The Problem

An oncology clinical trial hit disaster when a patient experienced a suspected, unexpected, serious adverse reaction (SUSAR) and the Investigator reacted very strongly. He insisted on unblinding the subject, and having previously led one of the top recruiting sites he refused to enrol any more patients into the study, even complaining to the local ethics committee. Pharmora had provided the personnel accountable for patient safety in this trial and jumped quickly into action.

The Solution

Pharmora reacted immediately and arranged a meeting with the Investigator to discuss the specific details of the SUSAR. In this particular case it was clear to see why the Investigator was so suspicious of the investigational product: the patient was young (in his 40s), having been previously fit and well prior to developing lung cancer, and had suddenly become confused and lost consciousness, falling into a coma within a matter of days. All investigations to identify a possible cause, including brain scans to look for metastasis and blood tests to identify viral causes, found nothing.

The Pharmora team went to work to conduct a signal evaluation. This included a literature search and review, analysis of the safety profiles of comparable products, and assessment of all available clinical and non-clinical trial data. The Pharmora team drafted a signal evaluation report to present to a Senior Governance meeting. At this meeting there was discussion of putting the clinical trial on hold, pending the outcome of this event. Pharmora safety staff confirmed their evaluation that there was insufficient evidence to attribute a causal relationship to the investigational product in this situation. The Pharmora staff supported continuing the study as planned and warned that an unnecessary clinical hold for safety reasons could severely impact the future of the trial.

This SUSAR was discussed in the Development Safety Update Report (DSUR) as having insufficient evidence of a causal relationship between this isolated report and the investigational product and the Pharmora safety team kept the event under review for the remainder of the trial.

For the next 6 months the Investigator continued to refuse to recruit any further patients and informed us that the patient remained in a coma, but the study continued as planned. After 6 months the patient sadly died and a post-mortem examination was performed, the results of which were made available to the study team 2 months later.

The Outcome

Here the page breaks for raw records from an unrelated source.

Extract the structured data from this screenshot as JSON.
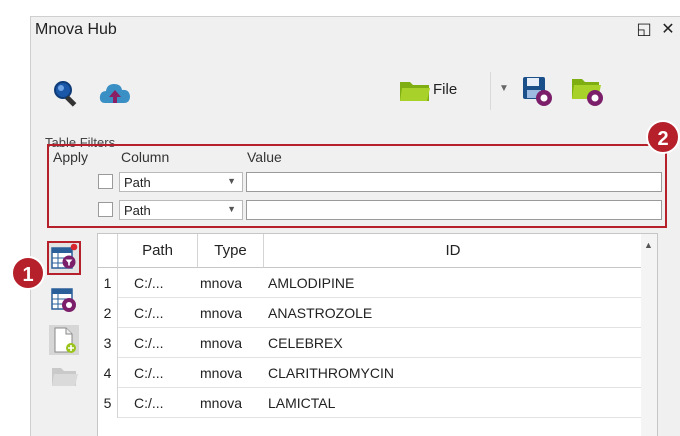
{
  "window": {
    "title": "Mnova Hub",
    "float_icon": "float-icon",
    "close_icon": "close-icon"
  },
  "toolbar": {
    "file_label": "File",
    "icons": [
      "search-icon",
      "cloud-upload-icon",
      "folder-icon",
      "chevron-down-icon",
      "save-settings-icon",
      "folder-settings-icon"
    ]
  },
  "filters": {
    "group_label": "Table Filters",
    "headers": {
      "apply": "Apply",
      "column": "Column",
      "value": "Value"
    },
    "rows": [
      {
        "checked": false,
        "column": "Path",
        "value": ""
      },
      {
        "checked": false,
        "column": "Path",
        "value": ""
      }
    ]
  },
  "grid": {
    "columns": [
      "Path",
      "Type",
      "ID"
    ],
    "rows": [
      {
        "num": "1",
        "path": "C:/...",
        "type": "mnova",
        "id": "AMLODIPINE"
      },
      {
        "num": "2",
        "path": "C:/...",
        "type": "mnova",
        "id": "ANASTROZOLE"
      },
      {
        "num": "3",
        "path": "C:/...",
        "type": "mnova",
        "id": "CELEBREX"
      },
      {
        "num": "4",
        "path": "C:/...",
        "type": "mnova",
        "id": "CLARITHROMYCIN"
      },
      {
        "num": "5",
        "path": "C:/...",
        "type": "mnova",
        "id": "LAMICTAL"
      }
    ]
  },
  "side_icons": [
    "table-filter-icon",
    "table-settings-icon",
    "add-document-icon",
    "folder-icon"
  ],
  "callouts": [
    "1",
    "2"
  ],
  "colors": {
    "accent_red": "#b5202a",
    "folder_green": "#9ac41b",
    "icon_purple": "#7b1f6b"
  }
}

The post-mortem examination results revealed brain metastases. In particular, there was one tiny metastasis preventing fluid from flowing out of the ventricles, which had put pressure on the brain tissue. The site and size of this metastasis meant that it would not have been visible on the scans at first, but would have been capable of interfering with fluid outflow as soon as it developed. The opinion of the examiner was that this was the cause of the patient’s symptoms including the confusion, coma and eventual death.

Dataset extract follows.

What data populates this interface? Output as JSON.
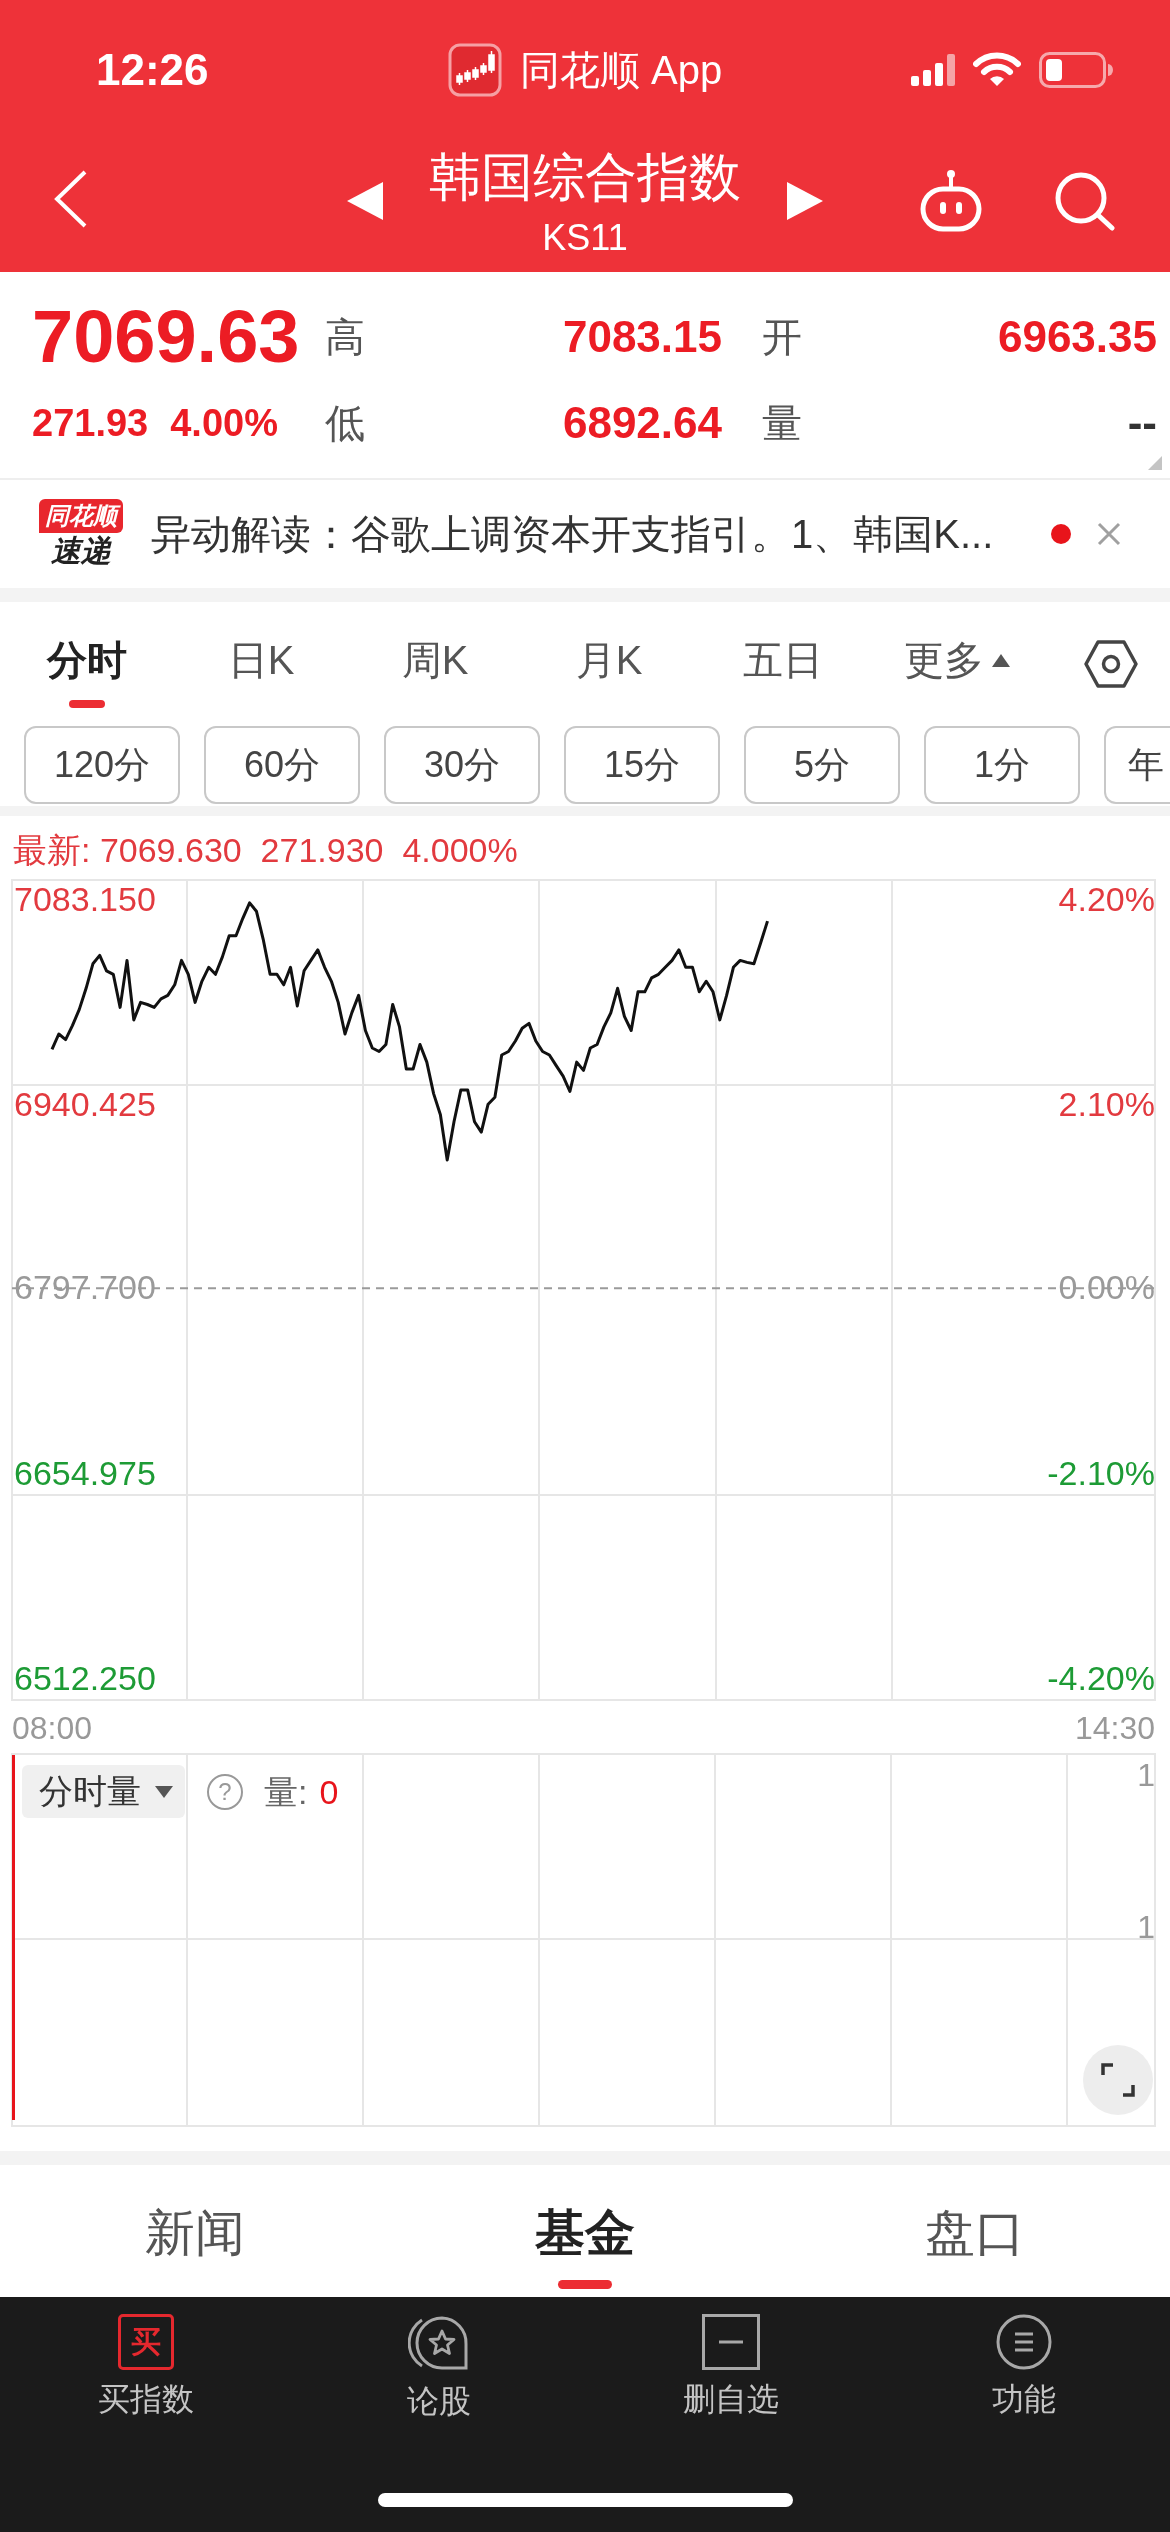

Had the team agreed to put the trial on hold while waiting for this outcome, there would have been an 8-month clinical hold for safety reasons and the study would have probably never restarted.